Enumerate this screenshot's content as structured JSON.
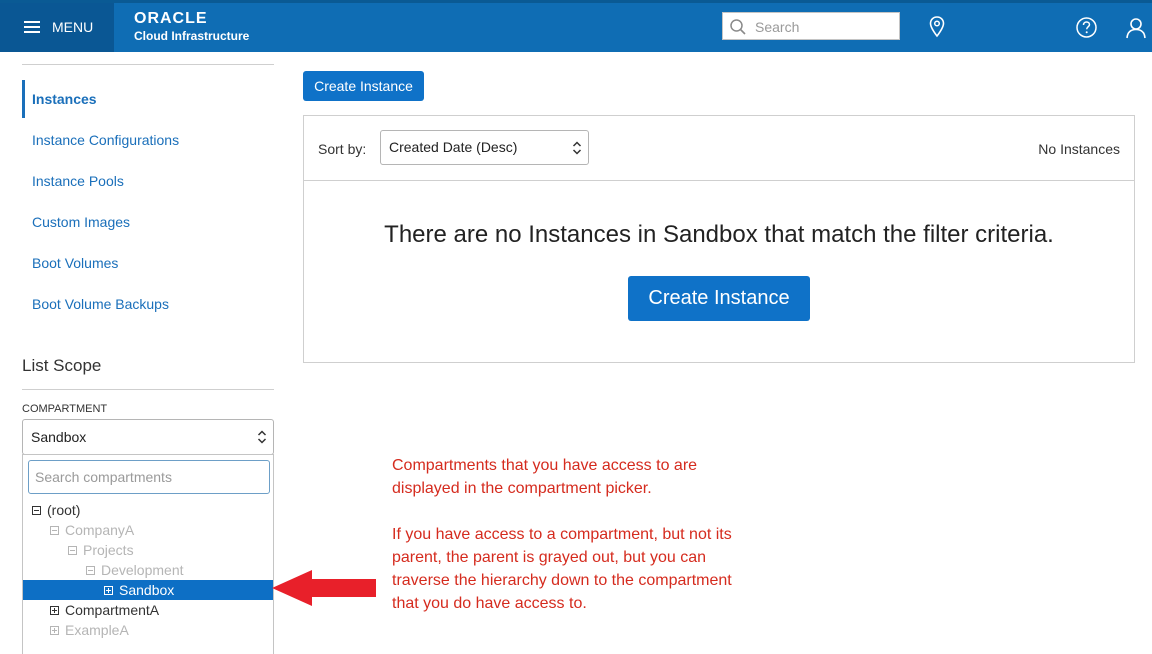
{
  "header": {
    "menu_label": "MENU",
    "brand_name": "ORACLE",
    "brand_sub": "Cloud Infrastructure",
    "search_placeholder": "Search",
    "icons": [
      "hamburger-icon",
      "search-icon",
      "location-pin-icon",
      "help-icon",
      "user-icon"
    ]
  },
  "sidebar": {
    "nav": [
      {
        "label": "Instances",
        "active": true
      },
      {
        "label": "Instance Configurations"
      },
      {
        "label": "Instance Pools"
      },
      {
        "label": "Custom Images"
      },
      {
        "label": "Boot Volumes"
      },
      {
        "label": "Boot Volume Backups"
      }
    ],
    "scope_title": "List Scope",
    "compartment_label": "COMPARTMENT",
    "compartment_value": "Sandbox",
    "compartment_search_placeholder": "Search compartments",
    "tree": [
      {
        "label": "(root)",
        "state": "expanded",
        "access": true
      },
      {
        "label": "CompanyA",
        "state": "expanded",
        "access": false
      },
      {
        "label": "Projects",
        "state": "expanded",
        "access": false
      },
      {
        "label": "Development",
        "state": "expanded",
        "access": false
      },
      {
        "label": "Sandbox",
        "state": "collapsed",
        "access": true,
        "selected": true
      },
      {
        "label": "CompartmentA",
        "state": "collapsed",
        "access": true
      },
      {
        "label": "ExampleA",
        "state": "collapsed",
        "access": false
      }
    ]
  },
  "main": {
    "create_button": "Create Instance",
    "sort_label": "Sort by:",
    "sort_value": "Created Date (Desc)",
    "count_label": "No Instances",
    "empty_message": "There are no Instances in Sandbox that match the filter criteria.",
    "empty_create_button": "Create Instance"
  },
  "annotation": {
    "line1": "Compartments that you have access to are displayed in the compartment picker.",
    "line2": "If you have access to a compartment, but not its parent, the parent is grayed out, but you can traverse the hierarchy down to the compartment that you do have access to."
  },
  "colors": {
    "header": "#0f6db4",
    "menu": "#0a5794",
    "accent": "#0f72c8",
    "link": "#1a6fba",
    "annotation": "#d52b1e",
    "arrow": "#e8202a"
  }
}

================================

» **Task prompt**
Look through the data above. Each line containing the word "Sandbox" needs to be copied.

» **Response for this exercise**
    "compartment_value": "Sandbox",
        "label": "Sandbox",
    "empty_message": "There are no Instances in Sandbox that match the filter criteria.",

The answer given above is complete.